Please return all lines from the records below that include the string "Biology".

Stored dataset items:
BEGIN
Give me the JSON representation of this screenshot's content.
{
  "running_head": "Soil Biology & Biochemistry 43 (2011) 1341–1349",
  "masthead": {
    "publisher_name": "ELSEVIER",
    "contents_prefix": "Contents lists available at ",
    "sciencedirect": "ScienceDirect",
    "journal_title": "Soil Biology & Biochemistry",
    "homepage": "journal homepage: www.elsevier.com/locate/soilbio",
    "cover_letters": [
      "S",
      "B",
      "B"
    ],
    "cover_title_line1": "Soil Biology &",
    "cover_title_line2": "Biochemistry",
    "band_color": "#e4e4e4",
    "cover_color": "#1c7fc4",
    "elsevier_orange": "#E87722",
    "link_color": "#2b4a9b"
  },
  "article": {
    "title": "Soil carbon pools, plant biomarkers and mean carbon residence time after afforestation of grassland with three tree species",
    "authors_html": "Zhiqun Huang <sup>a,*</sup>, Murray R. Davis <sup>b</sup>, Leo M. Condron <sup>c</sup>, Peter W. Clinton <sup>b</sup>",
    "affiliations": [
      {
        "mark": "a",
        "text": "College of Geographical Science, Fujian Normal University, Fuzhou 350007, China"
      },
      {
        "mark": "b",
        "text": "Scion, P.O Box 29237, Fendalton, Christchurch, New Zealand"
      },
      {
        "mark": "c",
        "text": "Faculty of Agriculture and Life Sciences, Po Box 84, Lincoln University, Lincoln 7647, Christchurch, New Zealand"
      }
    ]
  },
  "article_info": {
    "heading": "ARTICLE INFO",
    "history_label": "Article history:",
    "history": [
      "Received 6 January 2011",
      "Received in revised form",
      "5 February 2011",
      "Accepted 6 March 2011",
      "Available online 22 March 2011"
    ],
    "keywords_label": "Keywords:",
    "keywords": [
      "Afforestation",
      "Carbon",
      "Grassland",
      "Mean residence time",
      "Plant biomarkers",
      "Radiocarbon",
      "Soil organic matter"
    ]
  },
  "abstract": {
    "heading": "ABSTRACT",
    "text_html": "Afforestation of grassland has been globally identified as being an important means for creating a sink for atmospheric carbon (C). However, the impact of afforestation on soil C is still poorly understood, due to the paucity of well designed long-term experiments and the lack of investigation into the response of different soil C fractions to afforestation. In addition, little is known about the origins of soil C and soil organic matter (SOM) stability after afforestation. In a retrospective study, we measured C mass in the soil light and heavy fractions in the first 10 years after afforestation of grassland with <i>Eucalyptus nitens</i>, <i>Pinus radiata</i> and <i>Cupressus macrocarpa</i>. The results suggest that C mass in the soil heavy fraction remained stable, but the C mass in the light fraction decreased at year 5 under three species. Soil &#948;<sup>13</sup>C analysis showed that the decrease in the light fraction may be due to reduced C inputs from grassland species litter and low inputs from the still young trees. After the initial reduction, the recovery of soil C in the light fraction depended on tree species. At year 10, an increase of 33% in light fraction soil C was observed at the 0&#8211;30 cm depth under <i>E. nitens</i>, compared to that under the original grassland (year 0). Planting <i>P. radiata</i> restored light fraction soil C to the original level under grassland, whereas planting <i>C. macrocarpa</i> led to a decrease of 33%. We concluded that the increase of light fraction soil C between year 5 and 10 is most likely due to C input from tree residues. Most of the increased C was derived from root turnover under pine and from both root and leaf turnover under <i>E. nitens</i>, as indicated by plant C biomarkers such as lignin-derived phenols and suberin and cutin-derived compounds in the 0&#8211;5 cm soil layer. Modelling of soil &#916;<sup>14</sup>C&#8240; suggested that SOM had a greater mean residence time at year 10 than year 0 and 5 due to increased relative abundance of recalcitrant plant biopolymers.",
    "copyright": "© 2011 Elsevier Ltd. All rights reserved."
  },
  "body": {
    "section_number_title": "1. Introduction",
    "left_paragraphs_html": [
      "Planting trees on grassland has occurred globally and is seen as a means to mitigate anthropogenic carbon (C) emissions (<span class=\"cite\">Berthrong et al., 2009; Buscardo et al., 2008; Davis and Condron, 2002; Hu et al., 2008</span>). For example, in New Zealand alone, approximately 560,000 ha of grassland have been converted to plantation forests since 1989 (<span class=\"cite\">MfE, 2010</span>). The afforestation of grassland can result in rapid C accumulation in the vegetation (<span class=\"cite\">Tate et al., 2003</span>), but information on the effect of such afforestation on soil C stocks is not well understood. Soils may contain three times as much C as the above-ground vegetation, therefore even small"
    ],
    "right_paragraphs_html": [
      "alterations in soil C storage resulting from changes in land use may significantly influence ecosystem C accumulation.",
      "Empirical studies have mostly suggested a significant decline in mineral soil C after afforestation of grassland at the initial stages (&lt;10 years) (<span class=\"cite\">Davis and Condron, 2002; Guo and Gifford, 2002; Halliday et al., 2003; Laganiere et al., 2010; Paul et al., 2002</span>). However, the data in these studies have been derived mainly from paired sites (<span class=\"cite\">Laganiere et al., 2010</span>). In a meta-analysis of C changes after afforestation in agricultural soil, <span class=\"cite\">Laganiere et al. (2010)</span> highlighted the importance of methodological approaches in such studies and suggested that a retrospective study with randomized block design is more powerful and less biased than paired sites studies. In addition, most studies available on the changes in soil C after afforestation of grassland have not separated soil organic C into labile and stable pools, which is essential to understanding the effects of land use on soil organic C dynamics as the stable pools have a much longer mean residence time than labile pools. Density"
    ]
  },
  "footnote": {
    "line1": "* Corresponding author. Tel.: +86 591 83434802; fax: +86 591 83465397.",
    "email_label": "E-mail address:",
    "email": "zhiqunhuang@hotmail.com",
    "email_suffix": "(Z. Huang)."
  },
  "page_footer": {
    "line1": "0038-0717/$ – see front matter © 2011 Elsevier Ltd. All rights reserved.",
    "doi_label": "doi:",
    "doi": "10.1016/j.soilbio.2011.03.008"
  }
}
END
### REPLY
  "running_head": "Soil Biology & Biochemistry 43 (2011) 1341–1349",
    "journal_title": "Soil Biology & Biochemistry",
    "cover_title_line1": "Soil Biology &",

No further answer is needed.